Last week, the United States Court of Appeals for the District of Columbia Circuit issued an opinion in Sierra Club v. FERC, No. 16-1329 (D.C. Cir. Aug. 22, 2017), concluding that the Federal Energy Regulatory Commission (FERC), when analyzing the environmental effects of an interstate natural gas pipeline under the National Environmental Policy Act (NEPA), is required to analyze the greenhouse gas emissions from power plants that burn the natural gas to be transported in the pipeline. The court held that FERC must analyze downstream emissions because such emissions are reasonably foreseeable.


This decision is a departure from DC Circuit precedent holding that FERC was not required to analyze downstream emissions in authorizing the construction and operation of export terminals for liquefied natural gas (LNG). See Sierra Club v. FERC (Freeport), 827 F.3d 36 (D.C. Cir. 2016); Sierra Club v. FERC (Sabine Pass), 827 F.3d 59 (D.C. Cir. 2016); EarthReports Inc. v. FERC, 828 F.3d 949 (D.C. Cir. 2016). The court went to great lengths to distinguish these cases, on the grounds that FERC has a more limited authority to approve (and review the environmental effects of) LNG export terminals as compared with interstate natural gas pipelines.

This interpretation is difficult to square with FERC's authorities under the Natural Gas Act, as discussed in Judge Janice Rogers Brown's dissent, asserting this case was “virtually identical” to the LNG export terminal cases. The LNG export terminal cases relied on the fact that the Department of Energy (DOE) had the “sole authority to license the export” of natural gas, and as a result, FERC's approvals were not the “legally relevant cause” of the downstream emissions. Freeport, 827 F.3d at 47 (citing Dep't of Transp. v. Pub. Citizen, 541 U.S. 752, 771 (2004)). Similarly, as discussed in Judge Brown's dissent, Florida state agencies must approve building and expansions of power plants, resulting in a break in the chain of causation between FERC's approval of the pipeline and the eventual downstream emissions. However, the difference in FERC's authority to approve export terminals and pipelines is “doctrinally invisible” and does not justify requiring the agency to analyze the indirect effects of downstream greenhouse gas emissions in approving the export terminals but not pipelines.

The decision seems to read into the Natural Gas Act (NGA) a limitation on FERC's authority to approve export terminals. This act does not explicitly limit what FERC may consider in approving export terminals (as compared with pipelines) such that the agency could not consider environmental impacts in denying a license. Section 3 of the NGA addresses FERC's role in approving export terminals and provides that FERC must authorize the terminal unless it finds the application “will not be consistent with the public interest.” 15 U.S.C. § 717b(a). Similarly, FERC has a broad authority to consider environmental impacts in its determination that a pipeline is necessary for “the present or future public convenience and necessity.” Id. § 717f(e). The court did not analyze the statutory language in concluding that FERC had a diminished authority to analyze indirect environmental impacts in approving construction and operation of the export terminals.

Implications for Project Approvals Going Forward

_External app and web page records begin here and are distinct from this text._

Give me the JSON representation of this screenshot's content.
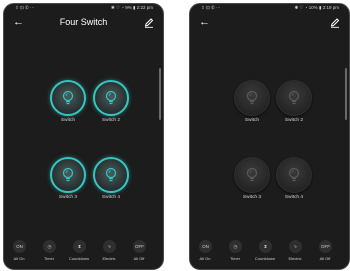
{
  "screens": [
    {
      "state": "on",
      "status": {
        "left": "⇪ ⊡ ✆ ···",
        "right": "✱ ♡ ◔ 9% ▮ 2:22 pm"
      },
      "header": {
        "back_icon": "←",
        "title": "Four Switch",
        "edit_icon": "edit-icon"
      },
      "switches": [
        {
          "label": "Switch",
          "state": "on"
        },
        {
          "label": "Switch 2",
          "state": "on"
        },
        {
          "label": "Switch 3",
          "state": "on"
        },
        {
          "label": "Switch 4",
          "state": "on"
        }
      ],
      "bottom": [
        {
          "icon": "ON",
          "label": "All On"
        },
        {
          "icon": "◷",
          "label": "Timer"
        },
        {
          "icon": "⧗",
          "label": "Countdown"
        },
        {
          "icon": "ϟ",
          "label": "Electric"
        },
        {
          "icon": "OFF",
          "label": "All Off"
        }
      ]
    },
    {
      "state": "off",
      "status": {
        "left": "⇪ ⊡ ✆ ···",
        "right": "✱ ♡ ◔ 10% ▮ 2:19 pm"
      },
      "header": {
        "back_icon": "←",
        "title": "",
        "edit_icon": "edit-icon"
      },
      "switches": [
        {
          "label": "Switch",
          "state": "off"
        },
        {
          "label": "Switch 2",
          "state": "off"
        },
        {
          "label": "Switch 3",
          "state": "off"
        },
        {
          "label": "Switch 4",
          "state": "off"
        }
      ],
      "bottom": [
        {
          "icon": "ON",
          "label": "All On"
        },
        {
          "icon": "◷",
          "label": "Timer"
        },
        {
          "icon": "⧗",
          "label": "Countdown"
        },
        {
          "icon": "ϟ",
          "label": "Electric"
        },
        {
          "icon": "OFF",
          "label": "All Off"
        }
      ]
    }
  ],
  "colors": {
    "accent": "#35c6c0",
    "background": "#1c1c1c",
    "text": "#ffffff"
  }
}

The court acknowledges that this opinion does not oblige all agencies to quantify downstream greenhouse gas emissions in every case where those emissions are an indirect effect of an agency action. It provides a limited exception if quantification is not possible, in which case the court notes that an agency must provide a detailed explanation as to why quantification is infeasible. Thus, the general rule going forward seems to be that an action agency is required to either include an estimate of indirect, downstream emissions or provide a detailed explanation as to why such quantification is not possible. In so holding, the court found unsatisfactory several arguments that quantification was not required, including: (1) that any estimate would necessarily be based on assumptions due to several uncertain variables; (2) that the downstream emissions would be partially offset by reductions elsewhere, including the possibility of retiring dirtier, coal-fired power plants; and (3) that the power plants will be subject to additional state and federal permitting processes in the future.

As a result of this decision, agencies, particularly FERC, will likely take steps to ensure that downstream greenhouse gas emissions are addressed in NEPA documents for pending and future gas pipelines and other projects. This can take one of two forms: (1) providing a detailed explanation of why such an analysis is infeasible or (2) estimating the level of downstream greenhouse gas emissions. In addition, the court ordered FERC, on remand, to consider whether the Social Cost of Carbon may be an appropriate tool to “convert emissions estimates to concrete harms” in a NEPA analysis despite the agency's argument in previous litigation that the method is inadequately accurate and is contested. Although the court did not decide this issue in this case, it is likely that FERC's explanation will make this issue ripe for the court to decide in the future.